beautiful, book, character, creative, death, excerpt, friday, grief, regret, romance, sad, Uncategorized

My body wasn’t the same anymore, the scars and silver lines providing a constant reminder of the thing that I lost, that I could never get back.
I ran my finger along the largest one, stretching from my navel to pubic bone. Mesmerized by the silky feeling of it. I’m not sure how long I stared at the mark, imagining my life as something different before he entered the room, silently and reserved, as he always was.
“You’re beautiful.” Is all he said. I don’t look up, not wanting to see the look of longing and loss on his face. I see it enough in my own. Instead, I pull down my top, hiding the marks of her life from us both. It’s only a nasty reminder and I’m not even sure why I continued to torture myself. Maybe because I deserved it.
I finally turned toward him, my husband, Ben. His eyes traveled up my body, landing on my own. His dark scuff perfectly sculpted, his even darker hair coiffed on top, dark brown eyes with just a hint of amber in them. He was a beautiful man, he gave me a beautiful child…and I took it away from him. I’m not sure how he can stand to look at me with anything but hate and regret in his eyes. It’s why I shifted my gaze away almost instantly. I knew I was pushing him away, but it was what he needed but hadn’t yet realized. He didn’t deserve a wife who couldn’t bare children, whose body killed innocent souls. I was evil. He was angel.
I sat down on the edge of the bed, playing with the frayed edge of shirt. Much like my life, it too had begun to unravel. The bed dipped beside me as Ben sat down. His hand grasped mine, pulling it away from the wayward strand.
“It’s okay, Hannah.” He said simply, with comfort. I didn’t feel it though, I couldn’t. He didn’t know what he was saying, it would never be okay again. I ripped my hand from his.
“Hannah…please. I’m your husband, I’m here for you but I can feel you pulling away from me.”
I shake my head, letting my blonde hair fall over my eyes, sheilding myself from him. “It’s not okay, it will never be okay…I’m..broken, useless.” I finally admitted.
His calloused finger gently pushed aside a lock of hair, relocating it behind my ear. “Never.” He whispered against my cheek, his warm breath ghosting across my face. His lips gently ran back and forth over my heated skin. A warm hand engulfed the other side, pulling me toward him. I tried to close my eyes, avoid the connection, but he didn’t allow it. “You are the most beautiful, couragous woman I have ever met. I don’t want to hear you ever speak about yourself that way again, Hannah.”
I scoffed, not wanting to believe anything he was saying. After what I did…what my body did, I could never believe that. “What about Julie, Ben? I killed her. I killed our daughter.” I spit at him, he flinches but his eyes don’t waver, I wish they would. I wish he would give me just a little bit of vulnerability I could feed off, so I could save him…

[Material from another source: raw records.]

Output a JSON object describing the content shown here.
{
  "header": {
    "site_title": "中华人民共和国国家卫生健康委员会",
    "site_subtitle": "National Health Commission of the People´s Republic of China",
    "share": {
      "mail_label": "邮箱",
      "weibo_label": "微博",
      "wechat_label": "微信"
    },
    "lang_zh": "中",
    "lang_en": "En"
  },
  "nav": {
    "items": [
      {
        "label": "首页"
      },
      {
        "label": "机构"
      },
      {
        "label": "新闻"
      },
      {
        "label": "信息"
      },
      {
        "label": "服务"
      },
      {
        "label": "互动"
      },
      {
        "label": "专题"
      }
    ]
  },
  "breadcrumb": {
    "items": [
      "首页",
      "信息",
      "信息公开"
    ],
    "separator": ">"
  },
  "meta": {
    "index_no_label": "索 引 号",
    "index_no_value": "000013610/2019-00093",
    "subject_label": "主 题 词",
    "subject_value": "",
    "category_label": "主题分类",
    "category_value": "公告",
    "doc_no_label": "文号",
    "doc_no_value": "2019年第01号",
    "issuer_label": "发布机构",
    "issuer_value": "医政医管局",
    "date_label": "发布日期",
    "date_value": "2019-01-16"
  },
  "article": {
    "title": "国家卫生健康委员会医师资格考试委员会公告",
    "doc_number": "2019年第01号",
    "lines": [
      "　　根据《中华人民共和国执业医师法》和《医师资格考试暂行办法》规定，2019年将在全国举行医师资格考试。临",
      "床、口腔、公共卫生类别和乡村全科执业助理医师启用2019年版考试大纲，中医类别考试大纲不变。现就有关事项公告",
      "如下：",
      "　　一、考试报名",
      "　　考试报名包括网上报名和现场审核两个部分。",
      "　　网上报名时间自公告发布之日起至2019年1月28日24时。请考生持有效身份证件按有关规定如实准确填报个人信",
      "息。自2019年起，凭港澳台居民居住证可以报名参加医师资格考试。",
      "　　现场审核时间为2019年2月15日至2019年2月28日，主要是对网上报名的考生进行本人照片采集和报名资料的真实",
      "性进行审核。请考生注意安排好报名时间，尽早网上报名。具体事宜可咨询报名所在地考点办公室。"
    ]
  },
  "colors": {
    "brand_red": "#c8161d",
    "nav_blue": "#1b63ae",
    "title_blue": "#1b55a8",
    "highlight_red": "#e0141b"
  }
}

To be continued.


An unfinished lost letter

grief, letter, life, lostlovedone, unfinished, writing

I find that often times writing can be similar to purging your soul. Leaking out your emotions, your feelings, your deepest desires onto the pages. It can be a way to vent, to come to terms, to leave something behind. At least to me, that’s what it is. I find when I’m happy, when I’m sad or when I have something on my mind the first thing I do is go to some form of media where I can bleed the words out, read them back, share them. However…this is an unfinished piece, one I’ve been working on for eleven years. The idea of sharing it makes my body tense, my jaw clench, but I feel that perhaps because I can’t finish it…that it shouldn’t be finished. Maybe grief is a never ending process. I’m sharing this with you all, because I poured my heart into it. This is my process, and when the time comes, I hope I can finish it. This is a lost love letter, to someone taken too young, too soon.

The event of your death was the catalyst that changed my entire world. It was the starting point for a series of things that I wish never had to happen. But, it also lead to the things that I cherish most in my life today. That may sound selfish, but…it’s the truth. I was only a child when you died. Not quite old enough to understand the circumstances or grief that accompanies death, but I tried anyway. And in that attempt, I lost my childhood. I feel like you took it with you, which you wouldn’t have wanted for me.
I don’t remember the sound of your voice. I don’t remember specific things you ever said to me. I can only conjure blurry images of your face when I think about you. Does that make me horrible? Should I remember? Because the things I do remember, are how much I miss you. How you joked around with me. How you fought adversity. You were a bright star in the history of my life, a light that shone so bright, that even in death I can still see it.
It’s been eleven long, painful ,but joyus years since you left our lives. But your impact will never be forgotten. There are times when I look at my son, and I see you. I see you everywhere. Because you are everywhere, no one and nothing can take you away from the world. You live within me, within my mother, within my sister and my brother and every other life you ever touched.
I feel like I should tell you all the things we’ve achieved in the past decade. But I know I don’t need to. You see it. You are there guiding us…